A system currently being developed at the U.S. Department of Energy’s (DOE) Argonne National Laboratory can quickly store heat and release it for use when needed, surpassing conventional storage options in both flexibility and efficiency. Argonne’s thermal-energy storage system (TESS) was originally developed to capture and store surplus heat from concentrated solar power facilities. It is also suitable for industrial processes, desalination plants, combined heat and power (CHP) systems and heavy-duty trucks.

Being able to recover and use waste heat can raise efficiency and cut costs by extracting more energy from the same amount of fuel. In the case of an electricity or desalination plant running on concentrated solar power, TESS can capture heat during the day and release it at night to keep the plant running.

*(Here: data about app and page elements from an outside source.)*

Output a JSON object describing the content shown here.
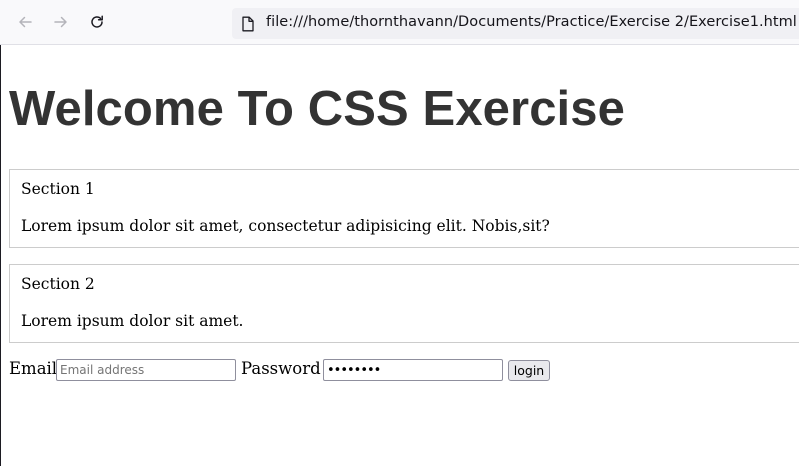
{
  "browser": {
    "url": "file:///home/thornthavann/Documents/Practice/Exercise 2/Exercise1.html",
    "icons": {
      "back": "arrow-left-icon",
      "forward": "arrow-right-icon",
      "reload": "reload-icon",
      "page": "page-icon"
    }
  },
  "page": {
    "title": "Welcome To CSS Exercise",
    "sections": [
      {
        "heading": "Section 1",
        "body": "Lorem ipsum dolor sit amet, consectetur adipisicing elit. Nobis,sit?"
      },
      {
        "heading": "Section 2",
        "body": "Lorem ipsum dolor sit amet."
      }
    ],
    "form": {
      "email_label": "Email",
      "email_placeholder": "Email address",
      "email_value": "",
      "password_label": "Password",
      "password_value": "••••••••",
      "login_label": "login"
    }
  },
  "colors": {
    "title_text": "#333333",
    "section_border": "#cccccc",
    "toolbar_bg": "#f9f9fb",
    "urlbar_bg": "#f0f0f4"
  }
}
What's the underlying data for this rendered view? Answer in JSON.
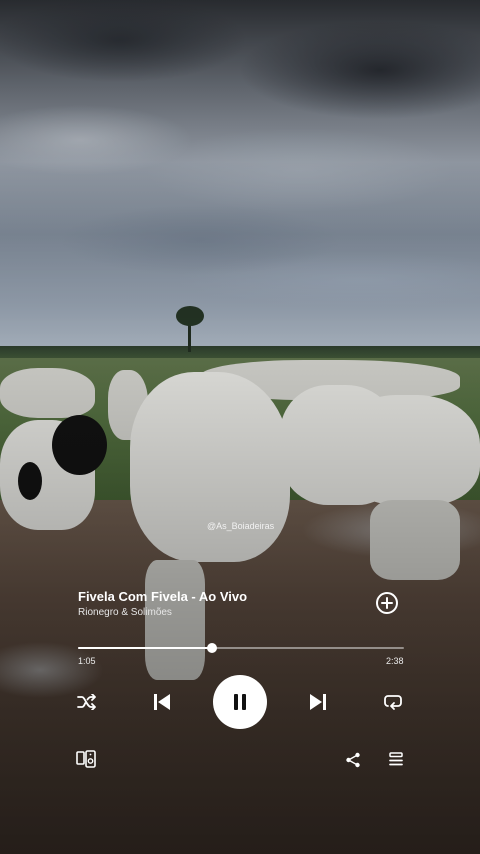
{
  "overlay": {
    "watermark": "@As_Boiadeiras"
  },
  "track": {
    "title": "Fivela Com Fivela - Ao Vivo",
    "artist": "Rionegro & Solimões",
    "elapsed": "1:05",
    "duration": "2:38",
    "progress_fraction": 0.41
  },
  "controls": {
    "add": "plus-circle-icon",
    "shuffle": "shuffle-icon",
    "previous": "skip-previous-icon",
    "play_pause": "pause-icon",
    "next": "skip-next-icon",
    "repeat": "repeat-icon",
    "devices": "devices-icon",
    "share": "share-icon",
    "queue": "queue-icon"
  },
  "colors": {
    "controls": "#ffffff",
    "track": "#ffffff"
  }
}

Researchers have demonstrated TESS to operate in temperatures over 1292°F (700°C). Its high energy density makes it smaller and more flexible than commonly used sensible heat storage systems, which rely on raising and lowering a material’s temperature. Researchers are now working to integrate it within CHP systems from Capstone Turbine Corp. to boost heat recovery.